Managing Director, Campaign for Grade-Level Reading, The Annie E. Casey Foundation
Apr 12, 2017
Ralph Smith
Managing Director, Campaign for Grade-Level Reading, The Annie E. Casey Foundation

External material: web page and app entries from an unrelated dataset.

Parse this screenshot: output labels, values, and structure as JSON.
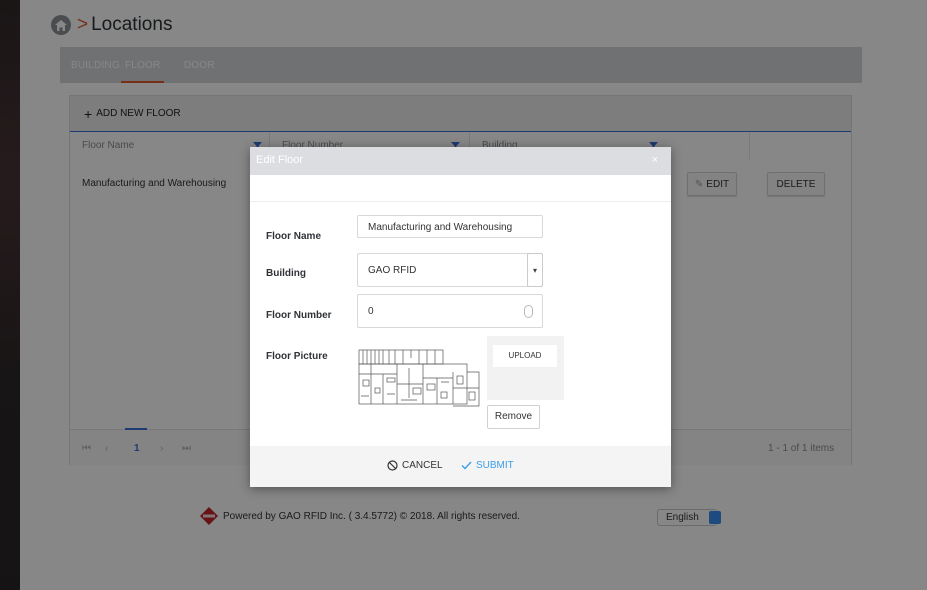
{
  "header": {
    "breadcrumb_sep": ">",
    "title": "Locations",
    "home_icon": "home-icon"
  },
  "tabs": [
    {
      "label": "BUILDING",
      "active": false
    },
    {
      "label": "FLOOR",
      "active": true
    },
    {
      "label": "DOOR",
      "active": false
    }
  ],
  "grid": {
    "add_label": "ADD NEW FLOOR",
    "columns": [
      "Floor Name",
      "Floor Number",
      "Building"
    ],
    "rows": [
      {
        "floor_name": "Manufacturing and Warehousing"
      }
    ],
    "edit_label": "EDIT",
    "delete_label": "DELETE",
    "pager": {
      "first": "⏮",
      "prev": "‹",
      "page": "1",
      "next": "›",
      "last": "⏭",
      "summary": "1 - 1 of 1 items"
    }
  },
  "footer": {
    "text": "Powered by GAO RFID Inc. ( 3.4.5772) © 2018. All rights reserved.",
    "language": "English"
  },
  "modal": {
    "title": "Edit Floor",
    "close": "×",
    "fields": {
      "floor_name_label": "Floor Name",
      "floor_name_value": "Manufacturing and Warehousing",
      "building_label": "Building",
      "building_value": "GAO RFID",
      "floor_number_label": "Floor Number",
      "floor_number_value": "0",
      "floor_picture_label": "Floor Picture"
    },
    "upload_label": "UPLOAD",
    "remove_label": "Remove",
    "cancel_label": "CANCEL",
    "submit_label": "SUBMIT"
  },
  "colors": {
    "accent": "#e2592b",
    "primary": "#3a6fd8",
    "submit": "#3aa0e6"
  }
}
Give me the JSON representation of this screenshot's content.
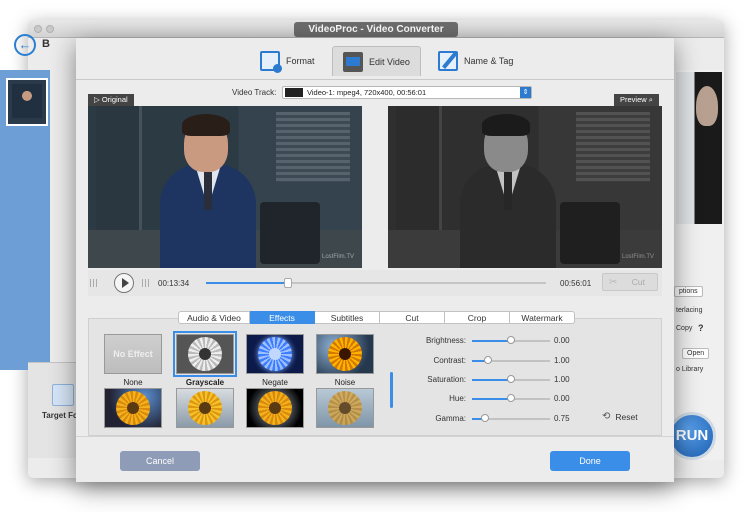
{
  "main_window": {
    "title": "VideoProc - Video Converter",
    "back_label": "B",
    "target_format_label": "Target Fo",
    "right_panel": {
      "options_label": "ptions",
      "interlacing_label": "terlacing",
      "copy_label": "Copy",
      "help_label": "?",
      "open_button": "Open",
      "library_label": "o Library",
      "run_button": "RUN"
    }
  },
  "dialog": {
    "tabs": [
      {
        "label": "Format",
        "icon": "format-icon"
      },
      {
        "label": "Edit Video",
        "icon": "edit-video-icon",
        "active": true
      },
      {
        "label": "Name & Tag",
        "icon": "name-tag-icon"
      }
    ],
    "video_track": {
      "label": "Video Track:",
      "value": "Video-1: mpeg4, 720x400, 00:56:01"
    },
    "original_badge": "▷ Original",
    "preview_badge": "Preview",
    "watermark": "LostFilm.TV",
    "player": {
      "current_time": "00:13:34",
      "total_time": "00:56:01",
      "progress": 0.24,
      "cut_button": "Cut"
    },
    "subtabs": [
      "Audio & Video",
      "Effects",
      "Subtitles",
      "Cut",
      "Crop",
      "Watermark"
    ],
    "active_subtab": "Effects",
    "effects": [
      {
        "label": "None",
        "thumb_text": "No Effect"
      },
      {
        "label": "Grayscale",
        "selected": true
      },
      {
        "label": "Negate"
      },
      {
        "label": "Noise"
      },
      {
        "label": ""
      },
      {
        "label": ""
      },
      {
        "label": ""
      },
      {
        "label": ""
      }
    ],
    "adjustments": [
      {
        "label": "Brightness:",
        "value": "0.00",
        "position": 0.5
      },
      {
        "label": "Contrast:",
        "value": "1.00",
        "position": 0.2
      },
      {
        "label": "Saturation:",
        "value": "1.00",
        "position": 0.5
      },
      {
        "label": "Hue:",
        "value": "0.00",
        "position": 0.5
      },
      {
        "label": "Gamma:",
        "value": "0.75",
        "position": 0.17
      }
    ],
    "reset_button": "Reset",
    "cancel_button": "Cancel",
    "done_button": "Done"
  },
  "colors": {
    "accent": "#3a8ee8",
    "cancel": "#8e9cb7"
  }
}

Senior Vice President and Managing Director of the Campaign for Grade-Level Reading at the Annie E. Casey Foundation since 2010, Mr. Smith calls himself a “recovering law professor,” acknowledging that work as a corporate and securities lawyer helps him appreciate the private sector’s role and the value of cross-sector collaboration. Convening “unusual allies” and “unlikely champions” is a hallmark of Mr. Smith’s work at the Foundation—from supporting fathers’ critical role in children’s lives to mobilizing communities as change agents in improving outcomes for vulnerable children and families. As the Foundation seeks a brighter future for children at risk of poor educational, economic, social and health outcomes, Mr. Smith has been forging consensus around ensuring that they reach the milestone of reading on grade level by the end of third grade. “Focusing on helping the youngest children succeed in school was the logical next step to advance the Foundation’s two-generation strategy for attacking intergenerational poverty,” he declares, referring to efforts to assist low-income parents to succeed economically while improving access to high-quality, early childhood learning opportunities. Mr. Smith made his early mark in academia by teaching corporations and securities regulation at the University of Pennsylvania, but his years as chief of staff and special counsel to the Philadelphia School District helped him grasp “the interplay between what was going on in schools and classrooms and what was going on in the lives of the children at home and in their communities,” he says. Working to “put families at the center of the Foundation’s efforts to improve outcomes for disadvantaged kids” numbers among his proudest accomplishments. He is “helping to build a culture where people are encouraged to take risks and to get personally involved with the work” As Mr. Smith remarks, “What crystallizes the moral imperative to act is the awareness and belief that acting can make a difference.”